The young fellow and Paul talk. Look, Paul says, I’m absolutely willing to pay you some amount. But, that said, when we’re at sea, we often help folks out, especially if they are broken down, and don’t take advantage of someone else’s misfortune. Yes, yes, he agrees. Out he comes. We’re towed in, with another fellow, Bram, from a Dutch boat, who mans our dinghy to push Leander this way or that should any mop up be needed.
The whole time, our agent’s lackey is watching from the shore and then from the docks as we come in. He starts yelling at the fisherman, telling us to go to place A, which is less desirable, and not place B, where we are headed. At place A, he’ll have easy access to us, as it is on a pier. At place B, which will be more comfortable for us, we’ll be at anchor, and he can’t readily get to us. “You’re forbidden to go there,” he shouts. That’s a lie, and, in fact, another sailing yacht is already there. He then says that the fisherman towing us is not allowed to go to place B. That’s lie number two, and we haven’t even been formally introduced. We ignore him and continue on. He’d tell us another handful of fabrications before we were done with him for the night.

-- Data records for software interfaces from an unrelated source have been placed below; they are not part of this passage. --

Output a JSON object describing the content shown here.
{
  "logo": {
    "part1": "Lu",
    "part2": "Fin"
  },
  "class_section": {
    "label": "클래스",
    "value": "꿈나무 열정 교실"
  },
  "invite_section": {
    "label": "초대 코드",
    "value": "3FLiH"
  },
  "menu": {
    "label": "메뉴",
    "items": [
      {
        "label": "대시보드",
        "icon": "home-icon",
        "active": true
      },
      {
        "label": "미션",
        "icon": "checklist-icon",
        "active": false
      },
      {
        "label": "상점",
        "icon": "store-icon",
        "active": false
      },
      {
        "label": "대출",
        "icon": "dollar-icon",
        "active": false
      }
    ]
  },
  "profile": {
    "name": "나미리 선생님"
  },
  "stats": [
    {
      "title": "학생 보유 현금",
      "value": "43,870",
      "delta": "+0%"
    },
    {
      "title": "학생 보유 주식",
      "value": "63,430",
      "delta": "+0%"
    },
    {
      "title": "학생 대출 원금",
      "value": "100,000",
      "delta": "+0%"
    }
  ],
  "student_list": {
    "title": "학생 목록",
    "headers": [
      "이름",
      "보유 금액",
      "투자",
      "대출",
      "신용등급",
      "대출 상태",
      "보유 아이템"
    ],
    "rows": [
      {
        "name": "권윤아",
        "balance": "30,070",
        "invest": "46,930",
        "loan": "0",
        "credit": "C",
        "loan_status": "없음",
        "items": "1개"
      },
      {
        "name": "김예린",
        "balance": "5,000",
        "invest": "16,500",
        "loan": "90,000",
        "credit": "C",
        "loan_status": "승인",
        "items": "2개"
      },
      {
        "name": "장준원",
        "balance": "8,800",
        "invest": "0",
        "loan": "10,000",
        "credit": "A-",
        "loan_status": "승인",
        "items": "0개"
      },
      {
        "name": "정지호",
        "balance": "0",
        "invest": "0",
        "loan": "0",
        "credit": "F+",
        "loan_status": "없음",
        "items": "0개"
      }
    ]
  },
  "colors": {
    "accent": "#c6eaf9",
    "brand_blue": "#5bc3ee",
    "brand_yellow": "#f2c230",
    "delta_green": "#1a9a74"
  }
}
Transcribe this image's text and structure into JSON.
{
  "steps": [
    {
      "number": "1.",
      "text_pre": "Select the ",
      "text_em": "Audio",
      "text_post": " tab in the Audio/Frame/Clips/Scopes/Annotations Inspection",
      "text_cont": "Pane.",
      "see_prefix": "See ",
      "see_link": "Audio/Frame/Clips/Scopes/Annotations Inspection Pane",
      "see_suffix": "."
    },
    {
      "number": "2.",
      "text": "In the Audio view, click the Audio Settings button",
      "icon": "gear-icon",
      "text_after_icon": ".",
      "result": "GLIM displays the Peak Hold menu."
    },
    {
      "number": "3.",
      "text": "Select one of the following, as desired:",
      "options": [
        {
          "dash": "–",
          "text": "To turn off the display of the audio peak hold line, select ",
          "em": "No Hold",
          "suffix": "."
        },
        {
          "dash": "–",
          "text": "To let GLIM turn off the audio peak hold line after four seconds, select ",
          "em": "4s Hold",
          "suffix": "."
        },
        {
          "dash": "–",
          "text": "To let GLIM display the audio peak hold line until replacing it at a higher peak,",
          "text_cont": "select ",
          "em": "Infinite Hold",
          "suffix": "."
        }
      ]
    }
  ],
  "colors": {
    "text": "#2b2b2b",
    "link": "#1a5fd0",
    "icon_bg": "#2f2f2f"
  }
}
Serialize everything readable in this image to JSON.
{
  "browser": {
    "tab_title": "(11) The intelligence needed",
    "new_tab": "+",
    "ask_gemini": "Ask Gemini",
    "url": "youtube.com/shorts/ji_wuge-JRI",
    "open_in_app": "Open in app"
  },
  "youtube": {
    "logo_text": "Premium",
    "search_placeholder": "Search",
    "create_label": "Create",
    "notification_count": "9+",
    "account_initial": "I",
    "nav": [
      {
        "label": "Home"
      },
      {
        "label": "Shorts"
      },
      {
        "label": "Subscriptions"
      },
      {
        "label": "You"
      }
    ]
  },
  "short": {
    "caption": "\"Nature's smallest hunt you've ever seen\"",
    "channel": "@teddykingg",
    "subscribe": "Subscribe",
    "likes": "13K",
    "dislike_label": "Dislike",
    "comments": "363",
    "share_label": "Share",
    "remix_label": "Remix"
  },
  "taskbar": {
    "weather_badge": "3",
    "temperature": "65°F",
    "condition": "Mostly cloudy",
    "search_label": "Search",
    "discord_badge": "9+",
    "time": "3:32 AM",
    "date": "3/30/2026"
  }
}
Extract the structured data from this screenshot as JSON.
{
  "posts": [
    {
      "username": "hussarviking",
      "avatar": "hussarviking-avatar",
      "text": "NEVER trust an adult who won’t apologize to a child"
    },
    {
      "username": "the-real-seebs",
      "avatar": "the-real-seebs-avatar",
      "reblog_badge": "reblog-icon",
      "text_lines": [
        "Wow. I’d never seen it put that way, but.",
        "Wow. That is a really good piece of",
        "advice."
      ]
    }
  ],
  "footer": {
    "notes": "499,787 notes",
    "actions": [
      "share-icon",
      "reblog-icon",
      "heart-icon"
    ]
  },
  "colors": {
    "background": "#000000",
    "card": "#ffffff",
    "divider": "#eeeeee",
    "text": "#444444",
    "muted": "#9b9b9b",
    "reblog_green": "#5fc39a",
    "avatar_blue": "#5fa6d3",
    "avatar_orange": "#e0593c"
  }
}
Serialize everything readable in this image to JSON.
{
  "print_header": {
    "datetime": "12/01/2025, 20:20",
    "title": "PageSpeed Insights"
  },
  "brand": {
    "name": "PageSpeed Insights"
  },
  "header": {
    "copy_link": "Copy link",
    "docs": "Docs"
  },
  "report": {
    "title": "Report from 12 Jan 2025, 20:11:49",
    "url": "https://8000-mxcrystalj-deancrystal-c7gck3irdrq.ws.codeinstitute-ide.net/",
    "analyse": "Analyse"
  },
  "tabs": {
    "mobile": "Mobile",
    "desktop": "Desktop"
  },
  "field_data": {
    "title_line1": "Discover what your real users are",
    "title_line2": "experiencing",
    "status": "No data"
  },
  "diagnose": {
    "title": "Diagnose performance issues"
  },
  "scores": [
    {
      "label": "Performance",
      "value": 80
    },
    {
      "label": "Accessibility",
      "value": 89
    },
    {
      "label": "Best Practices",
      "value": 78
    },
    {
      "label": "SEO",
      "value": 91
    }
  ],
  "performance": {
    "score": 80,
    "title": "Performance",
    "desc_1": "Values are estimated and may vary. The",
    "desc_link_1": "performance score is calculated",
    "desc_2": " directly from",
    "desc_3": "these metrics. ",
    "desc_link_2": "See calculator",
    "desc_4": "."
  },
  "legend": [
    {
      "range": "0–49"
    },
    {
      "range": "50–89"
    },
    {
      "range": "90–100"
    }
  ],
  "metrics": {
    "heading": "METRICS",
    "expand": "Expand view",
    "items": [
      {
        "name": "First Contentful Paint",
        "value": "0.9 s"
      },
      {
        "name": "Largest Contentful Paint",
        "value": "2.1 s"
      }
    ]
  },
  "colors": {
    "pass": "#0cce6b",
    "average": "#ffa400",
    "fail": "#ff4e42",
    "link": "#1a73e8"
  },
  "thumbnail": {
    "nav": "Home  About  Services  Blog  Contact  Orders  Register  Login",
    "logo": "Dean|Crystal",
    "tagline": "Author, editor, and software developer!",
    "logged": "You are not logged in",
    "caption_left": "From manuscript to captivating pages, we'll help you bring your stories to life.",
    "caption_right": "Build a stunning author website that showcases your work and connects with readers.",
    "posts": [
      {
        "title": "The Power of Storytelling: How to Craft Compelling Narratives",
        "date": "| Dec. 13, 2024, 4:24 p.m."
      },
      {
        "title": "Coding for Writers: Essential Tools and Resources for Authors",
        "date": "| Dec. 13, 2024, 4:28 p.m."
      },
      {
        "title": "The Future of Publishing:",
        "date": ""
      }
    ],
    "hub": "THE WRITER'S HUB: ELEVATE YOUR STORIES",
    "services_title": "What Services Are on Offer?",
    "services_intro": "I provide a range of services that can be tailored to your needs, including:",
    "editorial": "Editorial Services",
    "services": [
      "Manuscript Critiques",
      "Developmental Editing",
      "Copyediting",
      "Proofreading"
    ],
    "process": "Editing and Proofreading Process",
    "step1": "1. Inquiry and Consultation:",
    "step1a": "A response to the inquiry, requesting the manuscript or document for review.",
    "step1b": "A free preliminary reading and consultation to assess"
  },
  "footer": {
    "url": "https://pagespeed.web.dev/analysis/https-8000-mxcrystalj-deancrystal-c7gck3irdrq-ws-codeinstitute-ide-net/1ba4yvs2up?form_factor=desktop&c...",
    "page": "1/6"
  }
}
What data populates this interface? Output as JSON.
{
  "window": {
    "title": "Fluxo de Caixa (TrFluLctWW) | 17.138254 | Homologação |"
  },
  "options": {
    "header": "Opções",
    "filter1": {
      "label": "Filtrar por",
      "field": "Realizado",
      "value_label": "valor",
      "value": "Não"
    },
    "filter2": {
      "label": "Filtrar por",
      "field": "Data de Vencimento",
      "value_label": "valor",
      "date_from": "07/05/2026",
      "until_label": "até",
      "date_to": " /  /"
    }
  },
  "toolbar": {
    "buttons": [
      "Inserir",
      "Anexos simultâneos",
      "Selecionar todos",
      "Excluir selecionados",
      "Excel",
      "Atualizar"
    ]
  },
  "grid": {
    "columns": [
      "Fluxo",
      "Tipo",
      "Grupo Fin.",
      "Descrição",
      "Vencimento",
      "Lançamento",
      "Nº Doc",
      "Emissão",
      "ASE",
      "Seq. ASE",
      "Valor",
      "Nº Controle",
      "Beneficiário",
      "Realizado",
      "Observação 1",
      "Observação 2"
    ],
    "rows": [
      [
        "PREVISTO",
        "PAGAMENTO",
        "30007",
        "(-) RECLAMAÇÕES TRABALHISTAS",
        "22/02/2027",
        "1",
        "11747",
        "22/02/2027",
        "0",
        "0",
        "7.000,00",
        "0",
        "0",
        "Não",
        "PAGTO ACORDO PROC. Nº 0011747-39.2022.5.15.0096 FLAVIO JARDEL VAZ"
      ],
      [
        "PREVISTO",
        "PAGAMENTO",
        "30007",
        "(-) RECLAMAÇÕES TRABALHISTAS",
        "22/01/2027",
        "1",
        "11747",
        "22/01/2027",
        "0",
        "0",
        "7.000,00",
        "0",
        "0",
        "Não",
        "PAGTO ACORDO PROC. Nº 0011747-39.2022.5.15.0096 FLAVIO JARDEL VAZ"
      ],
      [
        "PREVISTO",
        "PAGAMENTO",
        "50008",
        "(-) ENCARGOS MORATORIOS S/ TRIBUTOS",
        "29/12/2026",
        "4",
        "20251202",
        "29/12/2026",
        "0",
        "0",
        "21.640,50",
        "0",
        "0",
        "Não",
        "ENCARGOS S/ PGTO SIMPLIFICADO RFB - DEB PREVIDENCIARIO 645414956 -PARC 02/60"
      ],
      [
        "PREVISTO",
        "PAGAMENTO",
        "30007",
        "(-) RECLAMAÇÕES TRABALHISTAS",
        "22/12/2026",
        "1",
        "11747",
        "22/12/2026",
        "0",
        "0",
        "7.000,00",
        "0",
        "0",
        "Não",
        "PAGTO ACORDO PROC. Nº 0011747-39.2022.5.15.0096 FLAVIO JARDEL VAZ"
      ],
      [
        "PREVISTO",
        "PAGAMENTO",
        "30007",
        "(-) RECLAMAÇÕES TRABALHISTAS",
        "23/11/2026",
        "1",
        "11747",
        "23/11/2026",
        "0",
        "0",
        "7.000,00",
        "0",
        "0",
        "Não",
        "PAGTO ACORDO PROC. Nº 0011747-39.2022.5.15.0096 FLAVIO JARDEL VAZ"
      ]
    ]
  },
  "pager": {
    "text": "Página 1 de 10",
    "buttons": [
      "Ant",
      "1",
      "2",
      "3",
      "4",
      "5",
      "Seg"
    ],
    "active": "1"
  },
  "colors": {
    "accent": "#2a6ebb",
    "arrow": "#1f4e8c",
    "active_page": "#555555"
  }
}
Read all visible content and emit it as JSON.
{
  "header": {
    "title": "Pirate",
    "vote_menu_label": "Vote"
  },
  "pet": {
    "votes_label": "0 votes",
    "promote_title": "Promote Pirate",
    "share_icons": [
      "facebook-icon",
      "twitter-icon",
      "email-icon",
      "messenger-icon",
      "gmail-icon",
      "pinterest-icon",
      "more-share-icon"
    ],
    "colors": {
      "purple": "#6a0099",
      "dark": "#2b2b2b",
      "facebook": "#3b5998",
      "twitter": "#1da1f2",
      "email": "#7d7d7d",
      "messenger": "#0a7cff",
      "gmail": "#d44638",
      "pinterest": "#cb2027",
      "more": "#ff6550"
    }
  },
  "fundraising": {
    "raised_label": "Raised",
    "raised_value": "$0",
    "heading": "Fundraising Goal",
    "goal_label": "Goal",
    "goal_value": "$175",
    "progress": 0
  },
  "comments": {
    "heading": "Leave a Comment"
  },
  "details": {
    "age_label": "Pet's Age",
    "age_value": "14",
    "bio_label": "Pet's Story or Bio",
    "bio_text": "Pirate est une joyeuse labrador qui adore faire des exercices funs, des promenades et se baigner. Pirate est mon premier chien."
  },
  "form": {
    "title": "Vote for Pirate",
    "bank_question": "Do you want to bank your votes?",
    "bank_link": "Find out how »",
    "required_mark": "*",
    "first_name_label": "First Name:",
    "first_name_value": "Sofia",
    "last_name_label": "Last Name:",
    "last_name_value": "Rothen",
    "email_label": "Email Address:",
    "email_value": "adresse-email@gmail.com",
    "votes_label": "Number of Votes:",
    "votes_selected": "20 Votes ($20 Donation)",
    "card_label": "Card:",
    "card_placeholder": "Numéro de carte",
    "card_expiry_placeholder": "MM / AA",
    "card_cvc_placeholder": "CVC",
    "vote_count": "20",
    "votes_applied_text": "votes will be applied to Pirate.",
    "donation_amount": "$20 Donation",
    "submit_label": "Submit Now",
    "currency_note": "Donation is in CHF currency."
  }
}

When the agent came on board, he asked us to describe what we had in our stores. He was concerned only with cigars, cigarettes, whisky, and beer. We have no cigars or cigarettes, not so much of the other stuff, and something like three cases of beer. He insisted on the exact number of beers. “Why exact?” we ask. “Is there a quota?” “No. It’s so customs will know how much they want to take,” he says, without a change of expression.
We got our visas and harbor passes later, and no gratuities were sought then. Customs were supposed to come today, but never showed. We did meet with the customs fellow last night, in his office. He started with asking what we had on board besides “your own stuff.” It’s all “our” stuff, we say. We chat him up. It turns out he’s going to NYC in a month, and we spend some time, creating a list of places for him to see. We exchanged emails, and told him we would be more than willing to give him more guidance. Maybe that’s why he never came today to relieve us of some of “our stuff”.
We walked to town last night, and it didn’t look so good. We need to get away from the port area, and we hear that the fort and the actual town itself are an improvement, as is a beach down the road about 3 K. We are further told that, once you get away from the port, Sri Lanka can be wonderful, and welcoming, especially because, after the scares created by the tsunami and the open fighting with the Tamil Tigers, they seek tourists.
So ends this chapter. We’ll bury our heads taking the engine apart and putting it back together, taking sails to the sailmaker, and reaching out to the locals. And our good friends from Aries Tor are showing up tomorrow, and we’re looking forward to seeing them. Even if Rob is from Vancouver, and we’re still not over the hockey loss in the Olympics. Well, that’s mostly Paul.
Looming in front is our big passage to Yemen. So-called Pirate alley worries us less than adverse winds. The monsoon is changing. But if all goes as planned, we’ll take a 500 mile hop the Maldives in a week or so, and then 1,000 to Yemen. Then we have an easy passage up the Red Sea. Well, no, that will be a challenge too, but that’s a story for another day.